Hell on Earth in Alabama: Inside Holman Prison
Patrick Cockburn
13 Years of War: Mosul’s Frightening and Uncertain Future
Rob Urie
Name the Dangerous Candidate
Pepe Escobar
The Aleppo / Mosul Riddle
David Rosen
The War on Drugs is a Racket
Sami Siegelbaum
Once More, the Value of the Humanities
Cathy Breen
“Today Is One of the Heaviest Days of My Life”
Neve Gordon
Israel’s Boycott Hypocrisy
Mark Hand
Of Pipelines and Protest Pens: When the Press Loses Its Shield
Victor Wallis
On the Stealing of U.S. Elections
Michael Hudson
The Return of the Repressed Critique of Rentiers: Veblen in the 21st century Rentier Capitalism
Brian Cloughley
Drumbeats of Anti-Russia Confrontation From Washington to London
Howard Lisnoff
Still Licking Our Wounds and Hoping for Change
Brian Gruber
Iraq: There Is No State
Peter Lee
Trump: We Wish the Problem Was Fascism
Stanley L. Cohen
Equality and Justice for All, It Seems, But Palestinians
Steve Early
In Bay Area Refinery Town: Berniecrats & Clintonites Clash Over Rent Control
Kristine Mattis
All Solutions are Inadequate: Why It Doesn’t Matter If Politicians Mention Climate Change
Peter Linebaugh
Ron Suny and the Marxist Commune: a Note
Andre Vltchek
Sudan, Africa and the Mosaic of Horrors
Keith Binkly
The Russians Have Been Hacking Us For Years, Why Is It a Crisis Now?
Jonathan Cook
Adam Curtis: Another Manager of Perceptions
Ted Dace
The Fall
Sheldon Richman
Come and See the Anarchy Inherent in the System
Susana Hurlich
Hurricane Matthew: an Overview of the Damages in Cuba
Dave Lindorff
Screwing With and Screwing the Elderly and Disabled
Chandra Muzaffar
Cuba: Rejecting Sanctions, Sending a Message
Dennis Kucinich
War or Peace?
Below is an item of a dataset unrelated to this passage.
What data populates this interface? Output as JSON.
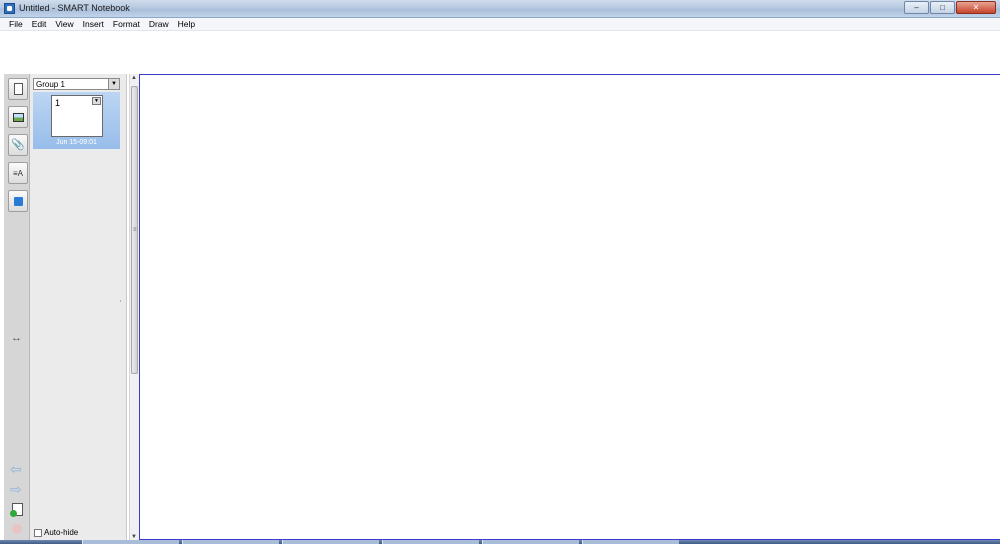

Joseph Natoli
Seething Anger in the Post-2016 Election Season
Jack Rasmus
Behind The 3rd US Presidential Debate—What’s Coming in 2017